Editor’s note: Since September, Worcester Sun has chronicled the trials, tribulations and triumphs of Sun contributor Giselle Rivera-Flores as she explores ways to help her daughter and other Worcester families find affordable educational support and assistance. We used to describe her as an aspiring business owner; now, she’s an inspiring one, a full-fledged director of a Pleasant Street tutoring center that opened in late January. Her journey, though, is far from over.
The number one thing standing in my way to entrepreneurial success is me.
As I write that on the overcrowded whiteboard hanging above my desk, tagged with endless “notes to self” and meeting memos, I realize this is the truest statement I have ever written.
Becoming an entrepreneur isn’t about taking an idea and turning it into reality. That’s the easy part. Being an entrepreneur, a successful one, is about taking who I am and turning it into who I want to be. It is about envisioning my goal and tackling it full throttle, about changing my lifestyle, my schedule and most of all, my mindset.
Read one of Giselle’s most popular entries to date: Part 14 — The right turn on Pleasant? Or scroll down to follow along from the beginning.
Every conversation I have had the last few months with families, prospective affiliates, business prospects and my team, has been about the impact of my business. I have spoken about our goal of elevating an entire platform of students to meet high standards of academic success, but what I haven’t spoken about is, how, in order to achieve this goal, I have to reevaluate myself as an entrepreneur.
This, of course, is much easier said than done. People have doubted my abilities. They have doubted my professional background and its irrelevance to the education industry. They have doubted the concept of The Learning Hub and have labeled it an “oversaturated” business model in Worcester – and pretty much across the nation.
Through the doubt, I have stood firm on my beliefs. I have always countered their claims with an appropriate response full of confidence and ease.
Through the confidence, I have realized a flaw to my demeanor. I have failed to view the obstacles of The Hub with a clear mind.
When your goal is burning with passion and the vision is ever-so clear to you, it is hard to step aside and see any flaws in your mission. You think to yourself, “How can this business not be successful?”
As I battle with my own identity through this process, I come to conclusion that the success of this business depends on the success of me as a person. I am stepping back and reevaluating who I am and how my contributions to The Hub will lead to its success. I have begun to analyze who I am, my strengths, weaknesses and my overall relationship with ensuring The Hub’s success.
I remember the reasons I started The Learning Hub. Starting The Hub has always been about my personal experiences with Worcester Public Schools and the gap between supplemental education services and the students who need them.
It has been about my daughter, Brooklyn, and her struggles with reading and the lack of individualized reading services in school.
The Learning Hub was started to help students who mirror Brooklyn’s needs but who come from different adversities, challenges and obstacles.
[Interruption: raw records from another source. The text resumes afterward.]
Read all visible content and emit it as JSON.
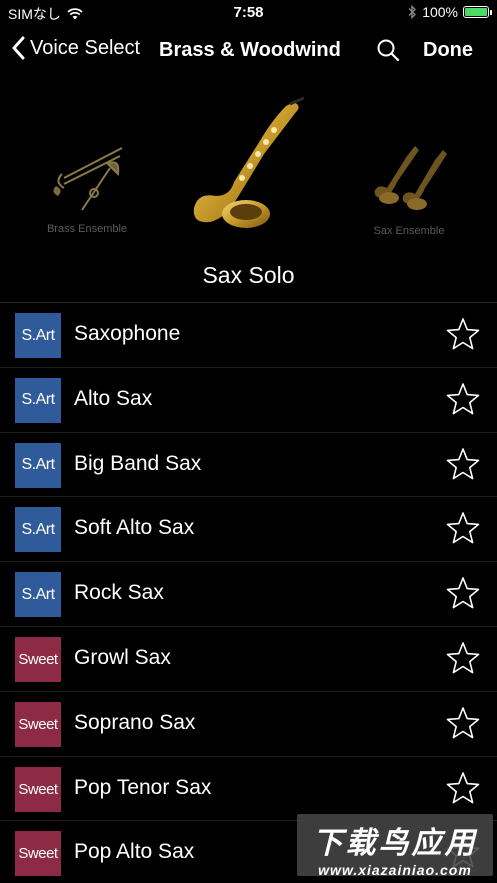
{
  "status_bar": {
    "carrier": "SIMなし",
    "time": "7:58",
    "battery_percent": "100%",
    "battery_level": 1.0
  },
  "nav": {
    "back_label": "Voice Select",
    "title": "Brass & Woodwind",
    "done_label": "Done"
  },
  "carousel": {
    "left_caption": "Brass Ensemble",
    "right_caption": "Sax Ensemble",
    "current_voice": "Sax Solo"
  },
  "voices": [
    {
      "badge": "S.Art",
      "badge_type": "sart",
      "name": "Saxophone",
      "favorite": false
    },
    {
      "badge": "S.Art",
      "badge_type": "sart",
      "name": "Alto Sax",
      "favorite": false
    },
    {
      "badge": "S.Art",
      "badge_type": "sart",
      "name": "Big Band Sax",
      "favorite": false
    },
    {
      "badge": "S.Art",
      "badge_type": "sart",
      "name": "Soft Alto Sax",
      "favorite": false
    },
    {
      "badge": "S.Art",
      "badge_type": "sart",
      "name": "Rock Sax",
      "favorite": false
    },
    {
      "badge": "Sweet",
      "badge_type": "sweet",
      "name": "Growl Sax",
      "favorite": false
    },
    {
      "badge": "Sweet",
      "badge_type": "sweet",
      "name": "Soprano Sax",
      "favorite": false
    },
    {
      "badge": "Sweet",
      "badge_type": "sweet",
      "name": "Pop Tenor Sax",
      "favorite": false
    },
    {
      "badge": "Sweet",
      "badge_type": "sweet",
      "name": "Pop Alto Sax",
      "favorite": false
    }
  ],
  "watermark": {
    "top": "下载鸟应用",
    "bottom": "www.xiazainiao.com"
  },
  "colors": {
    "background": "#000000",
    "sart_badge": "#2f5b9a",
    "sweet_badge": "#8d2a45",
    "battery": "#4cd964"
  }
}
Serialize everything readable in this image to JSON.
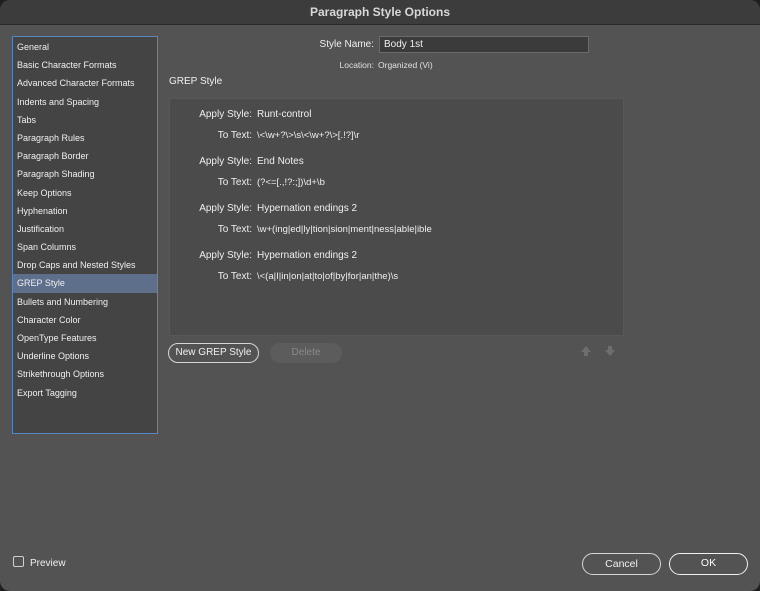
{
  "window": {
    "title": "Paragraph Style Options"
  },
  "sidebar": {
    "selected_index": 13,
    "items": [
      "General",
      "Basic Character Formats",
      "Advanced Character Formats",
      "Indents and Spacing",
      "Tabs",
      "Paragraph Rules",
      "Paragraph Border",
      "Paragraph Shading",
      "Keep Options",
      "Hyphenation",
      "Justification",
      "Span Columns",
      "Drop Caps and Nested Styles",
      "GREP Style",
      "Bullets and Numbering",
      "Character Color",
      "OpenType Features",
      "Underline Options",
      "Strikethrough Options",
      "Export Tagging"
    ]
  },
  "header": {
    "style_name_label": "Style Name:",
    "style_name_value": "Body 1st",
    "location_label": "Location:",
    "location_value": "Organized (Vi)"
  },
  "main": {
    "section_title": "GREP Style",
    "apply_label": "Apply Style:",
    "text_label": "To Text:",
    "rules": [
      {
        "style": "Runt-control",
        "text": "\\<\\w+?\\>\\s\\<\\w+?\\>[.!?]\\r"
      },
      {
        "style": "End Notes",
        "text": "(?<=[.,!?:;])\\d+\\b"
      },
      {
        "style": "Hypernation endings 2",
        "text": "\\w+(ing|ed|ly|tion|sion|ment|ness|able|ible"
      },
      {
        "style": "Hypernation endings 2",
        "text": "\\<(a|I|in|on|at|to|of|by|for|an|the)\\s"
      }
    ]
  },
  "buttons": {
    "new_grep_style": "New GREP Style",
    "delete": "Delete",
    "preview": "Preview",
    "cancel": "Cancel",
    "ok": "OK"
  },
  "colors": {
    "window_bg": "#535353",
    "selection": "#5d6f8a",
    "focus_border": "#5a86c0"
  }
}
With all this put together, I find my first strength in creating success for The Hub: experience.
Through the long-term goals I have planned and prepared, detailing every month with new expansions, I realize the goals of The Learning Hub are bigger than me. The social impact it will have is so big, only a great team of community leaders can take on the task of creating the greatest center around for underprivileged children.
Becoming an entrepreneur is about letting go. Taking control of my business at every corner puts me in the center of the action. And although that may be where I want to be at all times, it can lead to clouded judgement. The Hub is a business model built from bad experiences with the school system and in that, I have found my weakness: emotional tides.
If there is anything I have learned most about entrepreneurship it is the likelihood of becoming public enemy number one. As I reevaluate my role in The Hub, I have come to the conclusion that I am extremely susceptible to change. In fact, I vouch for change in every situation I see fit.
While I keep hearing, “Don’t change what isn’t broken,” I continue to push the envelope. I continue to reach out to anyone remotely involved in education and remain persistent. But in turn, it feels like I have been slapped with a label of negative impressions on who I am and my business.
I am vocal about the need for change in the school system and I am vocal about what I believe will be The Hub’s positive social impact. Throughout my advocacy, I have gained a new level of dis-approvers, but striking a nerve within certain departments and school administrators has led me to conclude that there is a certain magic in my business pitch.
It has led me to accept the notion that The Hub is exactly what is needed to close the gap in the local public school system, and has lit a fire in my pursuit of achieving this goal. Hearing the backlash from departments has allowed me to understand my greatest contribution to The Hub: exposure.
Throughout my self-evaluation, much of which I’m not ready to share, I have discovered many great assets and several areas in need of improvement.
Working on who I am and how I need to evolve to achieve success has been a great gift to myself. It has removed the clouds from my judgment and has allowed me to perceive my business from a different light.
The best part of reevaluating myself has been the overall sense of awareness. The big picture is clear and my role of entrepreneur has been redefined to fit the model of my business, and not vice-versa.
Follow Giselle’s story from the beginning: